Develop workforce capacity

Five out of six countries cited a lack of technical capacity as a top blocker for school safety policy implementation, with some governments reporting difficulties in developing and implementing school safety policies due to a lack of training and understanding. Technical capacity is also needed to attract budgets necessary to carry out risk reduction and resilience programming. Thus, training and coordination of existing disaster and education sector staff at the national and sub-national levels is recommended.

Increase student and teacher participation in school disaster management

Solomon Islands and Papua New Guinea were the only countries with education sector disaster management plans including guidance on how to encourage active child participation in risk reduction and planning. Students remain a largely untapped resource. Teachers, too, are an untapped resource; only half the countries surveyed require teachers to complete the professional development necessary to effectively guide and implement school disaster management. Increasing child participation in school disaster management, as well as systematically incorporating school disaster management into pre-service and in-service training, is recommended.

Develop and sustain an ongoing national multi-stakeholder school safety platform

Continued advocacy for school safety was highlighted as a facilitating factor for school safety policy development in the Pacific. Advocates play a key role in the development of a successful school safety framework. While education sector authorities were certainly found to be important advocates, findings suggest that they are more effective in collaboration with civil society and disaster management authorities at national, regional and sub-regional levels. Each country needs an active and ongoing multi-stakeholder national school safety platform.

Share disaster data, technical knowledge and skills.

Many respondents indicated that strong evidence of disaster risk and their effects were major factors in facilitating policy action around school safety. Surveys however, indicate that many countries do not systematically collect nor share this compelling data. To allow for evidence-based comprehensive school safety policy development, it is essential that data, as well as technical knowledge and skills, be shared between governments and civil society organisations and solutions developed in partnerships.

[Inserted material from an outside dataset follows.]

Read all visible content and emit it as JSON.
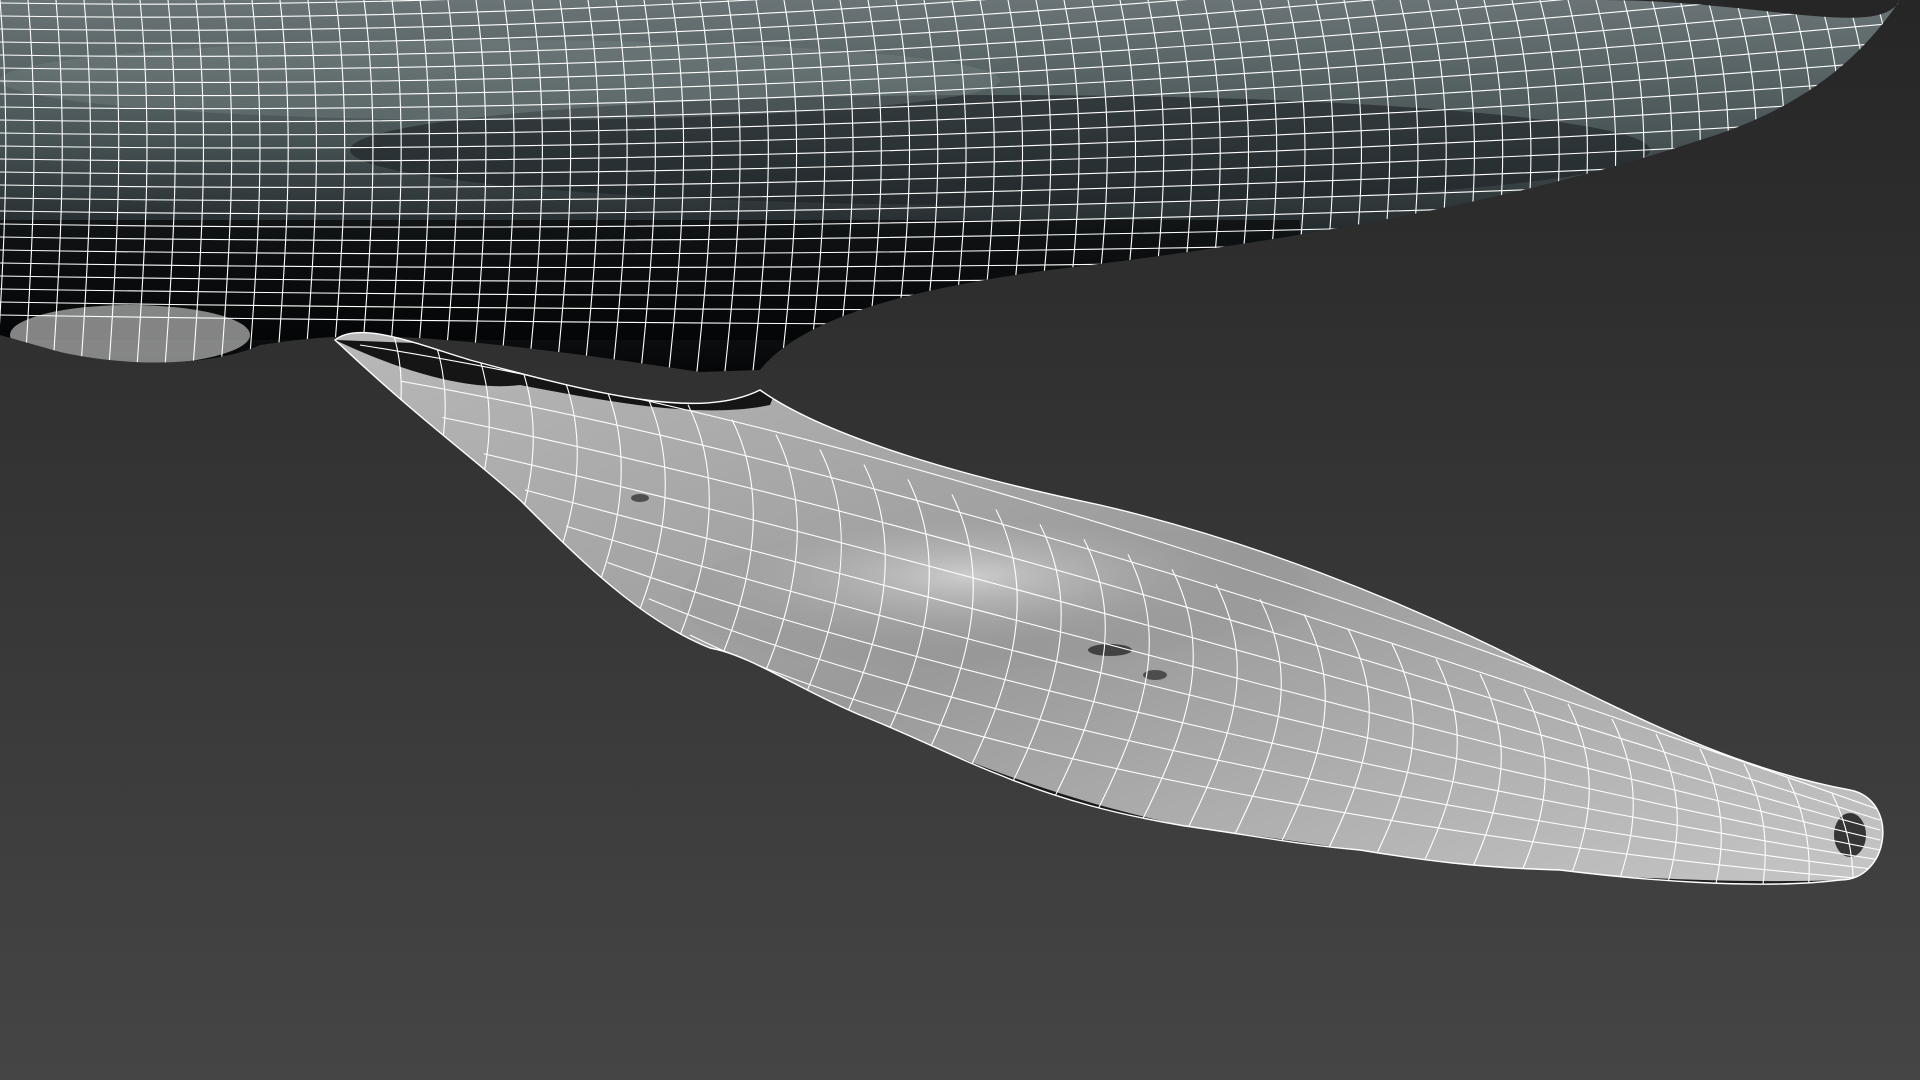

The authors thank Ana Miscolta for assistance with the data analysis and literature review as well as Dr Marla Petal and the anonymous reviewers for their invaluable feedback on this paper. The authors thank the Global Facility for Disaster Reduction and Recovery (grant 203016) for funding the initial collection of data and the C&A and the C&A Foundation (grant 4436) for funding the initial analysis of the Asia-Pacific region data. No funding agency in the public, commercial or not-for-profit sectors provided specific funds for the data analysis and writing of this research.